Murphy begins his essay by writing on the nature of biographical accounts:
"When the works of a great Writer, who has bequeathed to posterity a lasting legacy, are presented to the world, it is naturally expected, that some account of his life should accompany the edition. The Reader wishes to know as much as possible of the Author. The circumstances that attended him, the features of his private character, his conversation, and the means by which he rose to eminence, become the favourite objects of enquiry. curiousity [sic] is excited; and the admirer of his works is eager to know his private opinions, his course of study, the particularities of his conduct, and, above all, whether he pursued the wisdom which he recommends, and practised the virtue which his writings inspire. A principle of gratitude is awakened in every generous mind. For the entertainment and instruction which genius and diligence have provided for the world, men of refined and sensible tempers are ready to pay their tribute of praise, and even to form a posthumous friendship with the author. In reviewing the life of such a writer, there is, besides a rule of justice to which the publick have an undoubted claim. Fond admiration and partial friendship should not be suffered to represent his virtues with exaggeration; nor should malignity be allowed, under a specious disguise, to magnify mere defects, the usual failing of human nature, into vice or gross deformity. The lights and shades of the character should be given; and, if this be done with a strict regard to truth, a just estimate of Dr. Johnson will afford a lesson perhaps as valuable as the moral doctrine that speaks with energy in every page of his works.
Before he begins, Murphy questions, "After so many essays and volumes of Johnsoniana, what remains for the present writer? Perhaps, what has not been attempted; a short, yet full, a faithful, yet temperate history of Dr. Johnson".

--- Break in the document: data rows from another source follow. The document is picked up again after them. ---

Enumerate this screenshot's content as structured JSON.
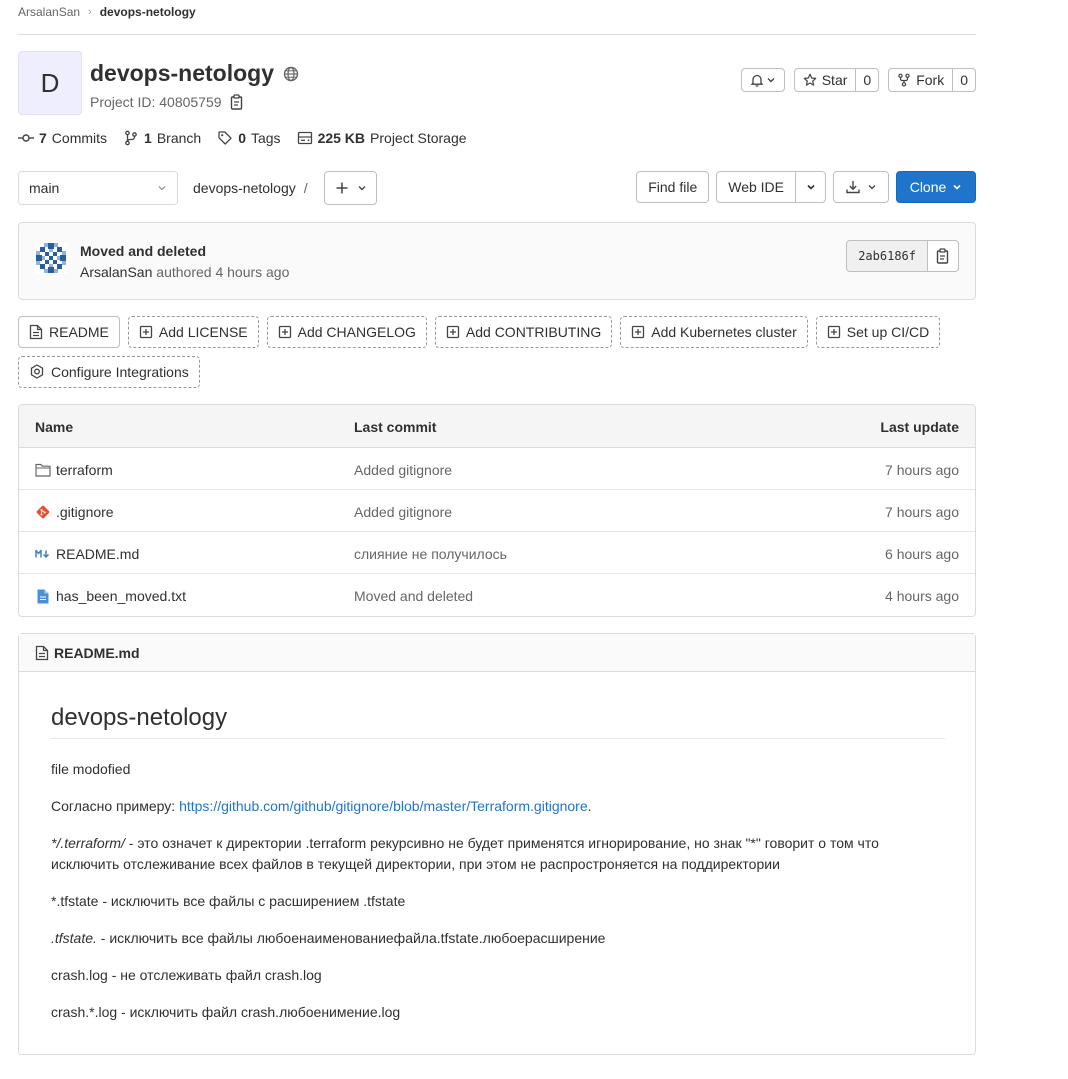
{
  "breadcrumb": {
    "owner": "ArsalanSan",
    "project": "devops-netology"
  },
  "project": {
    "avatar_letter": "D",
    "name": "devops-netology",
    "id_label": "Project ID: 40805759"
  },
  "header_buttons": {
    "star_label": "Star",
    "star_count": "0",
    "fork_label": "Fork",
    "fork_count": "0"
  },
  "stats": {
    "commits_count": "7",
    "commits_label": "Commits",
    "branches_count": "1",
    "branches_label": "Branch",
    "tags_count": "0",
    "tags_label": "Tags",
    "storage_count": "225 KB",
    "storage_label": "Project Storage"
  },
  "toolbar": {
    "branch": "main",
    "path": "devops-netology",
    "path_sep": "/",
    "find_file": "Find file",
    "web_ide": "Web IDE",
    "clone": "Clone"
  },
  "last_commit": {
    "title": "Moved and deleted",
    "author": "ArsalanSan",
    "meta": "authored 4 hours ago",
    "sha": "2ab6186f"
  },
  "quick_actions": [
    "README",
    "Add LICENSE",
    "Add CHANGELOG",
    "Add CONTRIBUTING",
    "Add Kubernetes cluster",
    "Set up CI/CD",
    "Configure Integrations"
  ],
  "table": {
    "headers": {
      "name": "Name",
      "last_commit": "Last commit",
      "last_update": "Last update"
    },
    "rows": [
      {
        "name": "terraform",
        "commit": "Added gitignore",
        "updated": "7 hours ago",
        "icon": "folder-icon"
      },
      {
        "name": ".gitignore",
        "commit": "Added gitignore",
        "updated": "7 hours ago",
        "icon": "git-icon"
      },
      {
        "name": "README.md",
        "commit": "слияние не получилось",
        "updated": "6 hours ago",
        "icon": "markdown-icon"
      },
      {
        "name": "has_been_moved.txt",
        "commit": "Moved and deleted",
        "updated": "4 hours ago",
        "icon": "text-file-icon"
      }
    ]
  },
  "readme": {
    "filename": "README.md",
    "heading": "devops-netology",
    "p1": "file modofied",
    "p2_prefix": "Согласно примеру: ",
    "p2_link": "https://github.com/github/gitignore/blob/master/Terraform.gitignore",
    "p2_suffix": ".",
    "p3_italic": "*/.terraform/",
    "p3_rest": " - это означет к директории .terraform рекурсивно не будет применятся игнорирование, но знак \"*\" говорит о том что исключить отслеживание всех файлов в текущей директории, при этом не распростроняется на поддиректории",
    "p4": "*.tfstate - исключить все файлы с расширением .tfstate",
    "p5_italic": ".tfstate.",
    "p5_rest": " - исключить все файлы любоенаименованиефайла.tfstate.любоерасширение",
    "p6": "crash.log - не отслеживать файл crash.log",
    "p7": "crash.*.log - исключить файл crash.любоенимение.log"
  },
  "colors": {
    "accent": "#1f75cb",
    "border": "#dbdbdb",
    "text": "#303030",
    "muted": "#666666"
  }
}
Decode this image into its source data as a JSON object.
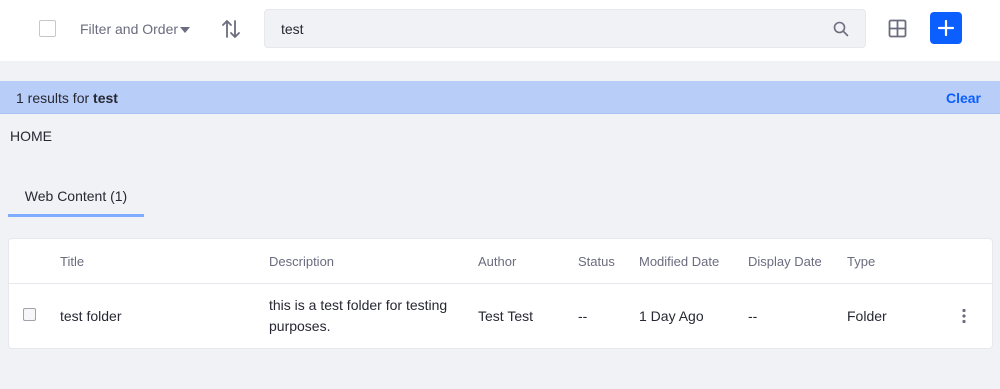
{
  "toolbar": {
    "filter_label": "Filter and Order",
    "search_value": "test",
    "icons": {
      "sort": "sort-arrows-icon",
      "search": "search-icon",
      "view": "grid-icon",
      "add": "plus-icon",
      "caret": "caret-down-icon"
    },
    "accent_color": "#0b5fff"
  },
  "results": {
    "count_text": "1 results for",
    "query": "test",
    "clear_label": "Clear",
    "bar_color": "#b8cdf8"
  },
  "breadcrumb": "HOME",
  "tab": {
    "label": "Web Content (1)"
  },
  "table": {
    "columns": [
      "Title",
      "Description",
      "Author",
      "Status",
      "Modified Date",
      "Display Date",
      "Type"
    ],
    "rows": [
      {
        "title": "test folder",
        "description": "this is a test folder for testing purposes.",
        "author": "Test Test",
        "status": "--",
        "modified_date": "1 Day Ago",
        "display_date": "--",
        "type": "Folder"
      }
    ]
  }
}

Dr Campbell, an Irish clergyman, complained about the vulgarity of Murphy's recollections of Johnson's actions: "Murphy gave it - on Garrick;s authority - that when it was asked what was the greatest pleasure, Johnson answered f***ing, and the second was drinking. And therefore, he wondered why there were not more drunkards, for all could drink though all could not f***"